| EXERCISE PROMPT |
Count every line in the records below that contains the string "down". Report that number alone.

| PROVIDED RECORDS |

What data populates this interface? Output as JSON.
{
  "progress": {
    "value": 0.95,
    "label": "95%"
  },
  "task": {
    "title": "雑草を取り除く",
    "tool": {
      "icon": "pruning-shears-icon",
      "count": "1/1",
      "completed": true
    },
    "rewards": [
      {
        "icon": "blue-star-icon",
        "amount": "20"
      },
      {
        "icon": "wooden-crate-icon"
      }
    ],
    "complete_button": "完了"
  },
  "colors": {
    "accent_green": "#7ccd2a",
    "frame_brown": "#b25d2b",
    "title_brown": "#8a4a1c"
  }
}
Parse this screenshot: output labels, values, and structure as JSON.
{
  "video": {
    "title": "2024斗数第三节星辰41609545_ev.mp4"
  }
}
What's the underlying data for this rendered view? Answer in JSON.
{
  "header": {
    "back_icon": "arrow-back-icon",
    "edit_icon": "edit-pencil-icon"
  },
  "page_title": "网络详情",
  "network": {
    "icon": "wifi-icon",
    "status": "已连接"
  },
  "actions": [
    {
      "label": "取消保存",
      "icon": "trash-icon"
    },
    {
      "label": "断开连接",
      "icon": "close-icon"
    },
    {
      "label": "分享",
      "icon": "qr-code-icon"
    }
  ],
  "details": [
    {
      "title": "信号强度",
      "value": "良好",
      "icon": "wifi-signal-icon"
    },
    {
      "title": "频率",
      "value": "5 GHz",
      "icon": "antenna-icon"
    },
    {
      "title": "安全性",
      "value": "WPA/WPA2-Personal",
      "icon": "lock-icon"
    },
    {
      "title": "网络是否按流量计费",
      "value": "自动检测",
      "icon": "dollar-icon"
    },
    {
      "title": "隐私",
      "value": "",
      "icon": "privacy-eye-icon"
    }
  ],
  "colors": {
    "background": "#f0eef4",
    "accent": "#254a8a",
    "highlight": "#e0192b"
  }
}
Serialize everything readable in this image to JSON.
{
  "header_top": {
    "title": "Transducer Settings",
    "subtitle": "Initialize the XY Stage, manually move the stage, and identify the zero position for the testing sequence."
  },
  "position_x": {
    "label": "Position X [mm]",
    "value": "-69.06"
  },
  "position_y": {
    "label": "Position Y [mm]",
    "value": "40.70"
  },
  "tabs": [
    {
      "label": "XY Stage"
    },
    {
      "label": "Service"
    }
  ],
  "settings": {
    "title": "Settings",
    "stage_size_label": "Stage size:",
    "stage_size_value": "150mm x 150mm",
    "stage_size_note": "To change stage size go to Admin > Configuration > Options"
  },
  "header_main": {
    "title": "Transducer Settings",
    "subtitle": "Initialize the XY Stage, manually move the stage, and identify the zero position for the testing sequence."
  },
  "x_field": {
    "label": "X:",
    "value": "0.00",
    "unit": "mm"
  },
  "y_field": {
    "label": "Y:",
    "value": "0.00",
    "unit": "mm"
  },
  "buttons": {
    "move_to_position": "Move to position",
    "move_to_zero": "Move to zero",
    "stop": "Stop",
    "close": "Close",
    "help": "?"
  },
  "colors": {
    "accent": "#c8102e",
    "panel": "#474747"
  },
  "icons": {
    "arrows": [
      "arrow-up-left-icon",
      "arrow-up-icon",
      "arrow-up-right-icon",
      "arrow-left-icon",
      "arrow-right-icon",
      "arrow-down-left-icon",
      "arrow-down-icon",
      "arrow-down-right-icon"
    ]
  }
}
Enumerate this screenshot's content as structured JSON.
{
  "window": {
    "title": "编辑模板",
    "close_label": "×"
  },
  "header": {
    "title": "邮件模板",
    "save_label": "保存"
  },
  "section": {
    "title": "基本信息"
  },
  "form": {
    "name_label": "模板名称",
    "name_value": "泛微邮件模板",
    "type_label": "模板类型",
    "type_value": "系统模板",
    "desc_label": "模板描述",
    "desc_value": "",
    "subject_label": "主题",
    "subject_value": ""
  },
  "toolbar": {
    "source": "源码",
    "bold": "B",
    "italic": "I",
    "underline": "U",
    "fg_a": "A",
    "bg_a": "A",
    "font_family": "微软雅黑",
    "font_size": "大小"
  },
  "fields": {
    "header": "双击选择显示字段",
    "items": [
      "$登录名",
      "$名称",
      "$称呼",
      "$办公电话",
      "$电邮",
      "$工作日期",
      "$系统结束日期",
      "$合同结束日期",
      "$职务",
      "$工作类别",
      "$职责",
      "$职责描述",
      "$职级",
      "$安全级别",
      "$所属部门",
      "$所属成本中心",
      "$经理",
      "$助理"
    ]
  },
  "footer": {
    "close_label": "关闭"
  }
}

| RESULT |
3